The Police also arrested 2 of our clients for allegations of benefit fraud, burglary and handling stolen goods.

We were instrumental in making representations to the police about the criminal allegations and pointed out that they had no evidence to substantiate arrests for benefit fraud, burglary and handling stolen goods. Seema Parikh who is a Partner at the Firm represented the clients at the police station.

Her second line of attack against the police was the cash seizure part of the case. Her clients did not have all the relevant receipts for the money as much of it had been transferred from Poland several years ago after the sale of a property, the proceeds of which had been liquidated in cash. Their Traveller lifestyle and culture did not conform to the traditional Westernised urban way of living and certainly was not conducive to proving where the cash had come from for the purposes of the Proceeds of Crime Act 2002. Seema came up with a cost-effective strategy for her clients and this involved obtaining documentary and oral testimony from Poland prior to defending any court proceedings. Armed with the documentary evidence she was happy with and using her legal knowledge to make forceful representations to the police, she was able to successfully persuade the police to return all of the seized cash without the necessity of going to court. The jewellery was also returned.

Her clients were extremely pleased with the outcome as it avoided the expense and uncertainty of litigation and they obtained their property and cash back at a fraction of the cost at just under 10% of the total value of the combined goods.
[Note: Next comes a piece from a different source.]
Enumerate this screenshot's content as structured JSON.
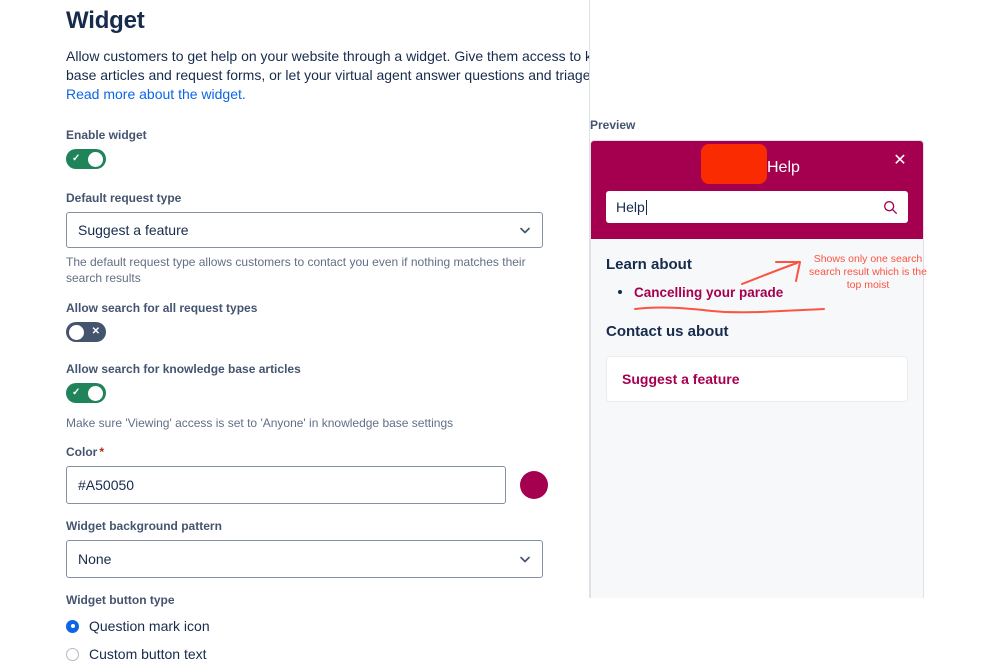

There is no mechanism within the legal framework in successful cash seizure cases to apply for defence costs against the courts or the police.